BEGIN

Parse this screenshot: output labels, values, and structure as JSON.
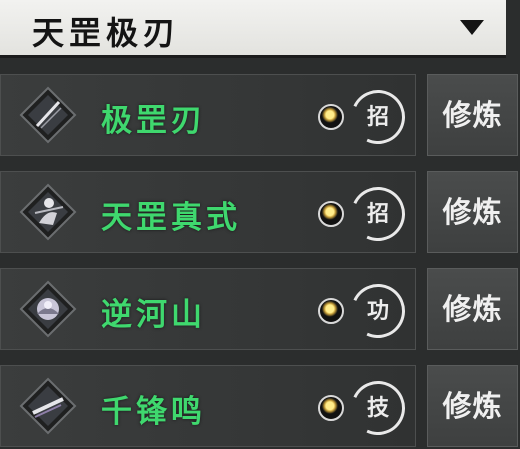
{
  "header": {
    "title": "天罡极刃",
    "dropdown_icon": "triangle-down-icon"
  },
  "colors": {
    "skill_name": "#3fd86e",
    "header_bg": "#f2f2f0",
    "panel_bg": "#2b2d2d"
  },
  "skills": [
    {
      "name": "极罡刃",
      "type_char": "招",
      "action": "修炼",
      "icon": "blade-slash-icon"
    },
    {
      "name": "天罡真式",
      "type_char": "招",
      "action": "修炼",
      "icon": "warrior-pose-icon"
    },
    {
      "name": "逆河山",
      "type_char": "功",
      "action": "修炼",
      "icon": "mountain-river-icon"
    },
    {
      "name": "千锋鸣",
      "type_char": "技",
      "action": "修炼",
      "icon": "blade-sword-icon"
    }
  ]
}
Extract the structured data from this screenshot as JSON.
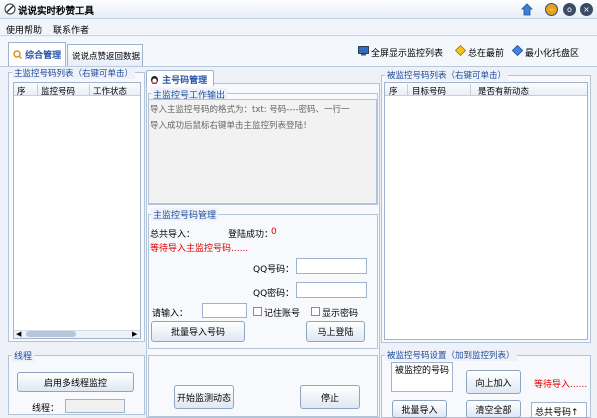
{
  "window": {
    "title": "说说实时秒赞工具"
  },
  "menu": {
    "items": [
      "使用帮助",
      "联系作者"
    ]
  },
  "tabs": {
    "main": "综合管理",
    "second": "说说点赞返回数据"
  },
  "toolbar": {
    "fullscreen": "全屏显示监控列表",
    "ontop": "总在最前",
    "minimize": "最小化托盘区"
  },
  "left_list": {
    "title": "主监控号码列表（右键可单击）",
    "columns": [
      "序",
      "监控号码",
      "工作状态"
    ]
  },
  "thread": {
    "title": "线程",
    "start_button": "启用多线程监控",
    "thread_label": "线程："
  },
  "center": {
    "tab": "主号码管理",
    "output": {
      "title": "主监控号工作输出",
      "lines": [
        "导入主监控号码的格式为：txt:  号码----密码、一行一",
        "导入成功后鼠标右键单击主监控列表登陆！"
      ]
    },
    "manage": {
      "title": "主监控号码管理",
      "total_label": "总共导入：",
      "success_label": "登陆成功：",
      "success_value": "0",
      "waiting": "等待导入主监控号码......",
      "qq_label": "QQ号码：",
      "pwd_label": "QQ密码：",
      "input_label": "请输入：",
      "remember": "记住账号",
      "show_pwd": "显示密码",
      "batch_import": "批量导入号码",
      "login_now": "马上登陆"
    },
    "start_monitor": "开始监测动态",
    "stop": "停止"
  },
  "right_list": {
    "title": "被监控号码列表（右键可单击）",
    "columns": [
      "序",
      "目标号码",
      "是否有新动态"
    ]
  },
  "monitored": {
    "title": "被监控号码设置（加到监控列表）",
    "field_label": "被监控的号码",
    "add_button": "向上加入",
    "waiting": "等待导入......",
    "batch_import": "批量导入",
    "clear_all": "清空全部",
    "total_label": "总共号码↑"
  },
  "colors": {
    "accent": "#1e4a9a",
    "warning": "#e00000",
    "border": "#9fb3cc"
  }
}
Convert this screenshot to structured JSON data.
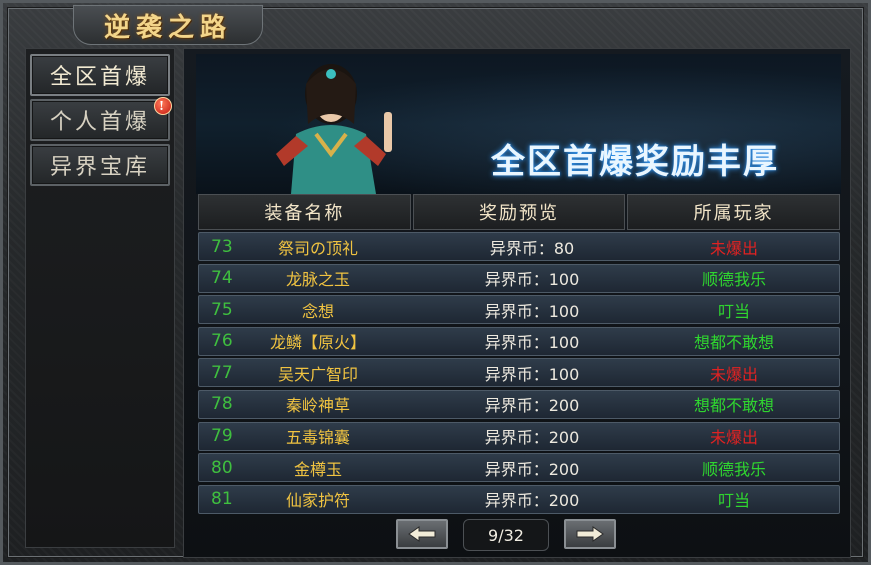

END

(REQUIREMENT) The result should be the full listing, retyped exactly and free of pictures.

(RESPONSE)
Parse this screenshot: output labels, values, and structure as JSON.
{
  "header": {
    "title": "天罡极刃",
    "dropdown_icon": "triangle-down-icon"
  },
  "colors": {
    "skill_name": "#3fd86e",
    "header_bg": "#f2f2f0",
    "panel_bg": "#2b2d2d"
  },
  "skills": [
    {
      "name": "极罡刃",
      "type_char": "招",
      "action": "修炼",
      "icon": "blade-slash-icon"
    },
    {
      "name": "天罡真式",
      "type_char": "招",
      "action": "修炼",
      "icon": "warrior-pose-icon"
    },
    {
      "name": "逆河山",
      "type_char": "功",
      "action": "修炼",
      "icon": "mountain-river-icon"
    },
    {
      "name": "千锋鸣",
      "type_char": "技",
      "action": "修炼",
      "icon": "blade-sword-icon"
    }
  ]
}
Extract the structured data from this screenshot as JSON.
{
  "window": {
    "title": "说说实时秒赞工具"
  },
  "menu": {
    "items": [
      "使用帮助",
      "联系作者"
    ]
  },
  "tabs": {
    "main": "综合管理",
    "second": "说说点赞返回数据"
  },
  "toolbar": {
    "fullscreen": "全屏显示监控列表",
    "ontop": "总在最前",
    "minimize": "最小化托盘区"
  },
  "left_list": {
    "title": "主监控号码列表（右键可单击）",
    "columns": [
      "序",
      "监控号码",
      "工作状态"
    ]
  },
  "thread": {
    "title": "线程",
    "start_button": "启用多线程监控",
    "thread_label": "线程："
  },
  "center": {
    "tab": "主号码管理",
    "output": {
      "title": "主监控号工作输出",
      "lines": [
        "导入主监控号码的格式为：txt:  号码----密码、一行一",
        "导入成功后鼠标右键单击主监控列表登陆！"
      ]
    },
    "manage": {
      "title": "主监控号码管理",
      "total_label": "总共导入：",
      "success_label": "登陆成功：",
      "success_value": "0",
      "waiting": "等待导入主监控号码......",
      "qq_label": "QQ号码：",
      "pwd_label": "QQ密码：",
      "input_label": "请输入：",
      "remember": "记住账号",
      "show_pwd": "显示密码",
      "batch_import": "批量导入号码",
      "login_now": "马上登陆"
    },
    "start_monitor": "开始监测动态",
    "stop": "停止"
  },
  "right_list": {
    "title": "被监控号码列表（右键可单击）",
    "columns": [
      "序",
      "目标号码",
      "是否有新动态"
    ]
  },
  "monitored": {
    "title": "被监控号码设置（加到监控列表）",
    "field_label": "被监控的号码",
    "add_button": "向上加入",
    "waiting": "等待导入......",
    "batch_import": "批量导入",
    "clear_all": "清空全部",
    "total_label": "总共号码↑"
  },
  "colors": {
    "accent": "#1e4a9a",
    "warning": "#e00000",
    "border": "#9fb3cc"
  }
}
Convert this screenshot to structured JSON data.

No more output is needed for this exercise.